"You just tell the truth about what happened," Kerr said. "I could've really gone after things. There's a lot that happened that we were aware of because (George) was so involved in upper management.

"But I thought, what good is that going to do? I don't want to lose sight of what our mission is."

George Kerr added: "However the Trib got closed is not irrelevant, but it's not the point of the movie."

Instead, Deborah Kerr wants Stop the Presses to rally viewers against the decline of print journalism, "the foundation of our democracy." She envisions taking the movie to classrooms and newspapers nationwide spreading the word.

"I always thought newspapers do a terrible job of promoting themselves," she said. "People need to realize how important (newspapers) are and . . . the dedication that goes into putting this thing together.

"You'll see it in the documentary from beginning to end, how many people are so dedicated. They believe in what they're doing and that what they're doing is important."

Filming continued from November 2015 until March, when the Tribune's former Tampa offices were demolished, making way for an apartment complex.

Deborah Kerr's camera was there, as it was when the Tribune's printing presses rolled for the final time in 2016. Her original $10,000 budget nearly quintupled to complete the movie.

Stop the Presses is Deborah Kerr's first attempt at filmmaking, guided by instinct and an online course she's been too busy to complete. Just like when she didn't know anything about fishing, then for years wrote an angler's almanac for the long-gone East Bay Breeze. Or when she learned to manage a country music act.

"I have a tendency to jump into things," she said.

Now she's sticking up for print media, passionately on film.

"It's the foundation of our democracy and it's being pulled out from underneath us, . . . " Kerr said. "We want to make people understand: Don't let this happen to your local paper."

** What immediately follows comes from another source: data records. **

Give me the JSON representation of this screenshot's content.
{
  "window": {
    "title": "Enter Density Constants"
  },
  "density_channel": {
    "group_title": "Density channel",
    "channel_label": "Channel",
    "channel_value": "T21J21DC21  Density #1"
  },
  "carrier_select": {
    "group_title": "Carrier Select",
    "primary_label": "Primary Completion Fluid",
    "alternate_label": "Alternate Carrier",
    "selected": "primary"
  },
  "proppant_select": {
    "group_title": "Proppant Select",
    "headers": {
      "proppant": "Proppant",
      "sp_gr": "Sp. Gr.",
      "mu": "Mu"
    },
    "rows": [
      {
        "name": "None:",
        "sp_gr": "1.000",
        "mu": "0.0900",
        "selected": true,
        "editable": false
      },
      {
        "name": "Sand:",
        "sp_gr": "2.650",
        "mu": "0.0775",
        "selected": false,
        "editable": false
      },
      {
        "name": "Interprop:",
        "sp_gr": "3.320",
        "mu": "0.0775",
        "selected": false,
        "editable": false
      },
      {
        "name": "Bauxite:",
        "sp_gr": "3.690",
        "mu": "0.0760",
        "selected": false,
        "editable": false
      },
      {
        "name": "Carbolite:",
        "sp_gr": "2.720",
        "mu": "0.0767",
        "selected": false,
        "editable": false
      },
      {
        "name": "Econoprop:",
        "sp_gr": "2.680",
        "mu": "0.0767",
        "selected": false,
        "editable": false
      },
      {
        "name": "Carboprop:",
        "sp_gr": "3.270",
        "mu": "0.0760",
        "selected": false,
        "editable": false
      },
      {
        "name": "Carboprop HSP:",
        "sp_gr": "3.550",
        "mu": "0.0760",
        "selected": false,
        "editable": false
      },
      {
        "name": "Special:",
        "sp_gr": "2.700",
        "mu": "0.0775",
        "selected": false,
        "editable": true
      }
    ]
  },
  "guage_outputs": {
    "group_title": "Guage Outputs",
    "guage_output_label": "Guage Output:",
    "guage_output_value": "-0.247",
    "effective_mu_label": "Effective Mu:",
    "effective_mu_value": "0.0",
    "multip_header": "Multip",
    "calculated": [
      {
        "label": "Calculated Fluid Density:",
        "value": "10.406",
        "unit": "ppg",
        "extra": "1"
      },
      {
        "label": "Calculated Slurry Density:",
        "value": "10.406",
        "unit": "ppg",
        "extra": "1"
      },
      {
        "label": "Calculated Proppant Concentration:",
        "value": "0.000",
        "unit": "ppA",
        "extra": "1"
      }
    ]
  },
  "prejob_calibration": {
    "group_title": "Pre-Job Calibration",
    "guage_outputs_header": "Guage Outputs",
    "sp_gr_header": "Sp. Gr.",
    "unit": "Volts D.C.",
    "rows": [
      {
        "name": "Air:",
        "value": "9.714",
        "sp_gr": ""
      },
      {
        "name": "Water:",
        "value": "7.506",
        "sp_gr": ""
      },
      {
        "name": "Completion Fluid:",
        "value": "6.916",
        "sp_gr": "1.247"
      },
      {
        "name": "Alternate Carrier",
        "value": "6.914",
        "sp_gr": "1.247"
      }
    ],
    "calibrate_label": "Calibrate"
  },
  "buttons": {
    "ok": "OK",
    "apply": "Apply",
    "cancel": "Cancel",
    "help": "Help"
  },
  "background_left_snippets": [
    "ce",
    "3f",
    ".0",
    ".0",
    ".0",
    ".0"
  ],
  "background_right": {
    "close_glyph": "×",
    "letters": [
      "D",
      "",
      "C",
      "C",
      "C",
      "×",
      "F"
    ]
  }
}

Contact Steve Persall at spersall@tampabay.com or (727) 893-8365. Follow @StevePersall.